- Aufheben collective, “Moishe Postone’s Time, Labor, and Social Domination: Capital beyond Class Struggle?” (2007).
- A New Institute for Social Research, “Postone and Class Theory” (2018).
- Michael Heinrich, “Too Much Production: Postone’s New Interpretation of Marx’s Theory provides a Categorical Critique with Deficits” (2004).
- Chris Arthur, “Subject and Counter-Subject” (2004).
- Werner Bonefeld, “On Postone’s Courageous but Unsuccessful Attempt to Banish the Class Antagonism from the Critique of Political Economy” (2004).
- Peter Hudis, “The Death of the Death of the Subject” (2004).
- Endnotes collective, “Communization and Value-Form Theory” (2010).
- Alan Milchman, “The Value-Form, Reification, and the Consciousness of the Collective Worker” (2010).
- Patrick Murray, “Moishe Postone, 1942-2018” (2018).
- Jacob Blumenfeld, “For Moishe Postone” (2018).
Sunday, July 26
The second supplementary reading group will relate Postone’s reinterpretation of Marx to critical theory by looking at his own criticisms of the Frankfurt School, and is intended mostly for readers who are already interested in that tradition.
- Moishe Postone, Time, Labor, and Social Domination: A Reinterpretation of Marx’s Critical Theory (1993). Pgs. 84-87, 90-120, 226-260.
- Theodor Adorno, “Is Marx Obsolete?

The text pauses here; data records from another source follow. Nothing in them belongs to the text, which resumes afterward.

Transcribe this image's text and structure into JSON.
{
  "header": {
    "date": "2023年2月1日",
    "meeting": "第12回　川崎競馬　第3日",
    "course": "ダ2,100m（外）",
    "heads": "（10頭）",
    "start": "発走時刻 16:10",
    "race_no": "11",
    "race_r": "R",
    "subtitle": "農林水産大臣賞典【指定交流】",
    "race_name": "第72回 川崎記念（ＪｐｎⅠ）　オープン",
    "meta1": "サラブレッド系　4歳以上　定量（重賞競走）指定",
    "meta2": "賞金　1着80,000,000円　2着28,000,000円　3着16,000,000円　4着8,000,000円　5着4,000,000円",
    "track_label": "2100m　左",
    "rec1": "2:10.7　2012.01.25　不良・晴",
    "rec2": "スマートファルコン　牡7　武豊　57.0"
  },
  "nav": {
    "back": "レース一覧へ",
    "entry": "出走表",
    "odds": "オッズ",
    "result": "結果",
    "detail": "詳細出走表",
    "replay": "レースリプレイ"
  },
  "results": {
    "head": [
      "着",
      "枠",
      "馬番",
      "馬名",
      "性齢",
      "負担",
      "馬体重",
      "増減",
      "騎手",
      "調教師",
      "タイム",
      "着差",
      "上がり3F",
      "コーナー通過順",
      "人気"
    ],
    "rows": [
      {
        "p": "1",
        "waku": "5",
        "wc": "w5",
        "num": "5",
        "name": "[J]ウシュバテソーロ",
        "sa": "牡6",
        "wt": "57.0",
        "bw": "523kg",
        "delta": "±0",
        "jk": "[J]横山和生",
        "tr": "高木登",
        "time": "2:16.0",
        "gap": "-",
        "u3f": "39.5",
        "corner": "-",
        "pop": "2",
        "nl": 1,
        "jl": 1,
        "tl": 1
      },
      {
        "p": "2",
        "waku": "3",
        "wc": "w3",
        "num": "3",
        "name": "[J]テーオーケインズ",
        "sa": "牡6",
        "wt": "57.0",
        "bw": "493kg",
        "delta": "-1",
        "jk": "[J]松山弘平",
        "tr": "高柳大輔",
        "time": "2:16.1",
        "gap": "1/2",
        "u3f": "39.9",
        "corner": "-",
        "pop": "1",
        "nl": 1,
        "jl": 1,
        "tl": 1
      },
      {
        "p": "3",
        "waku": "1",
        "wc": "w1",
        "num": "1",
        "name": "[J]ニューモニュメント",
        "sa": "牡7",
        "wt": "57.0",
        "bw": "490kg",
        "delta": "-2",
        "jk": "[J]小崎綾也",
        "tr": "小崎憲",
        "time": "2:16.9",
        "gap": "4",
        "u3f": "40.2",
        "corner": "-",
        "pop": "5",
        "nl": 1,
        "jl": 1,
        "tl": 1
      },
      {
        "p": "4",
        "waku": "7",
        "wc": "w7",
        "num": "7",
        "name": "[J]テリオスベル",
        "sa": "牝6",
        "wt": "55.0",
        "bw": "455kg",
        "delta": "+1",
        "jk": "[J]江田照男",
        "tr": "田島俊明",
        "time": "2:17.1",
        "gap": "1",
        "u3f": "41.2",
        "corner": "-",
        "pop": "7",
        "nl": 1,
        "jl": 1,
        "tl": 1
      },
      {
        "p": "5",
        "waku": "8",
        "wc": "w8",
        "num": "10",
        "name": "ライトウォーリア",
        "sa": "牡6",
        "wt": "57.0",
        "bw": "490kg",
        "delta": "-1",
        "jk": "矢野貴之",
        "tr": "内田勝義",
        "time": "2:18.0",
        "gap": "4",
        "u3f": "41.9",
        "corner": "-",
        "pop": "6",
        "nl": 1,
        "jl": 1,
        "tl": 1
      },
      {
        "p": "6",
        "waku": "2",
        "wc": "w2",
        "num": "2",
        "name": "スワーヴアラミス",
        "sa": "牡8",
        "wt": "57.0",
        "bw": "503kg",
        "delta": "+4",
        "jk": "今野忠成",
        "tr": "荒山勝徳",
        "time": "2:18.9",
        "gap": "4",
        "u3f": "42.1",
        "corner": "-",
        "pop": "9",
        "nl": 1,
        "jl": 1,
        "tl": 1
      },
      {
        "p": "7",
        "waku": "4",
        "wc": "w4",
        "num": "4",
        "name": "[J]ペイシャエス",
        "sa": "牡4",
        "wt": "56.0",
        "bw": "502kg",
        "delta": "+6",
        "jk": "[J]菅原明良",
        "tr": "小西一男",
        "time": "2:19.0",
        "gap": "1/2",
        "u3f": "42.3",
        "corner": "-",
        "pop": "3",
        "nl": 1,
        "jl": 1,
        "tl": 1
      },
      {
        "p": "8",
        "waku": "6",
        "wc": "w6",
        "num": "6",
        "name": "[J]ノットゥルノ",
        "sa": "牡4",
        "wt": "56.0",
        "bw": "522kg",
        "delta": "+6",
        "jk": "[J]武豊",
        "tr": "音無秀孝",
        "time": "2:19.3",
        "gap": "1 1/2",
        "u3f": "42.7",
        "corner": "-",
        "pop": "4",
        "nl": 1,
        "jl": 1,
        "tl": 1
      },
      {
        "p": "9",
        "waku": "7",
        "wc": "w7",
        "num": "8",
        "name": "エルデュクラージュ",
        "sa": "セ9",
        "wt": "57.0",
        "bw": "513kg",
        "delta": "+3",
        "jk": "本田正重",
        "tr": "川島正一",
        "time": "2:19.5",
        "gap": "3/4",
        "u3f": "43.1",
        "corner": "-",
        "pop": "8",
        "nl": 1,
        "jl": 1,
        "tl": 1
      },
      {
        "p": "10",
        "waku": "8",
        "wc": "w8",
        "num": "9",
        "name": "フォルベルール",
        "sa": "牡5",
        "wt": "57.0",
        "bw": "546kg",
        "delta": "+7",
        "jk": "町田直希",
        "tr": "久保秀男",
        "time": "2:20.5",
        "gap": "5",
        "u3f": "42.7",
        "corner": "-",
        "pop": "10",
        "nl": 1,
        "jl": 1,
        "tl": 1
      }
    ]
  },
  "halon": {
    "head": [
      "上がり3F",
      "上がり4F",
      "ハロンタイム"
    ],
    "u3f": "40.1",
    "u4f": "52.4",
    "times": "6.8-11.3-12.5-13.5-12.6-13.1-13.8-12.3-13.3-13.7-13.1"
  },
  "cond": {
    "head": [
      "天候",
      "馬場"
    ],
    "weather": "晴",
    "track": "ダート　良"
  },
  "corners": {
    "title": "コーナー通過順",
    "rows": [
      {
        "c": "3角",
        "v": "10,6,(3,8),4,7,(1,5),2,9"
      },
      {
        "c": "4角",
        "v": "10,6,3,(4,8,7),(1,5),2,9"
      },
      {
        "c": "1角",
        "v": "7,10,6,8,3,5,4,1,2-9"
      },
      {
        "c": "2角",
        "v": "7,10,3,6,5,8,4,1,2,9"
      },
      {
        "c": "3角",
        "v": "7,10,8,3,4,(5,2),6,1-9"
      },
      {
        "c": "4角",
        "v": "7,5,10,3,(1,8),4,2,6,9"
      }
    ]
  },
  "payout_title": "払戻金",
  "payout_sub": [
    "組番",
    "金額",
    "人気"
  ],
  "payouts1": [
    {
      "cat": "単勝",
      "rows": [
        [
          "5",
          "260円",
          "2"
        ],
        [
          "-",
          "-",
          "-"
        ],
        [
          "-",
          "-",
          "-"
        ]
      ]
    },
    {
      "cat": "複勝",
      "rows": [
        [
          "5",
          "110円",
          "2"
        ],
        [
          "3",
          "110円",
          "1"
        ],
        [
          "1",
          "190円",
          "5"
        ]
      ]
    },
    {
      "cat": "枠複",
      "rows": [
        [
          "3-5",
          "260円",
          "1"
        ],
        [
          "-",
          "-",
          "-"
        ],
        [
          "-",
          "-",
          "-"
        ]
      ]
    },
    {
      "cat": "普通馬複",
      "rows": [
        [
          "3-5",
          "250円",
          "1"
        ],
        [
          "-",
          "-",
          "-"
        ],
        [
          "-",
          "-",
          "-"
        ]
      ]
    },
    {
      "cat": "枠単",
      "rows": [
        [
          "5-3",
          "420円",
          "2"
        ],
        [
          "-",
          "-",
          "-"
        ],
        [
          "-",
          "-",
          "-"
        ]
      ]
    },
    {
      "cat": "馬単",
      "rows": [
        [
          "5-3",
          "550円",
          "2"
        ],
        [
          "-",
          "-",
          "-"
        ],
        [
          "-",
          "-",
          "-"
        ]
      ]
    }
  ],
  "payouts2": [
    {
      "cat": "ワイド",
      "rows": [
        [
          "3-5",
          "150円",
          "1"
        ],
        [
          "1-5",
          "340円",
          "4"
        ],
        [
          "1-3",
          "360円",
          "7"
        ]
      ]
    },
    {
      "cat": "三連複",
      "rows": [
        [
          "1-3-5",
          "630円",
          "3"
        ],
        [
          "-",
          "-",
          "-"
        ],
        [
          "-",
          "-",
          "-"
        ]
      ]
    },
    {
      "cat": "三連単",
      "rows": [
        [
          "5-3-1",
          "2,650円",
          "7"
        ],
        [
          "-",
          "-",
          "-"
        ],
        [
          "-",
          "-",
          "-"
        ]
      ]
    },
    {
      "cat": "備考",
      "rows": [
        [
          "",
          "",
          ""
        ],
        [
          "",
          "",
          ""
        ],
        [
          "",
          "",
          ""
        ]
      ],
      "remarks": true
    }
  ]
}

Late Capitalism or Industrial Society” (1968).
- Moishe Postone and Barbara Brick, “Critical Pessimism and the Limits of Traditional Marxism” (1982).
- Helmut Reichelt, “Jürgen Habermas’ Reconstruction of Historical Materialism” (2000).
- Moishe Postone, “Critique, State, and Economy” (2006).
- Moishe Postone, “Critical Theory and the Historical Transformations of Capitalist Modernity” (2017).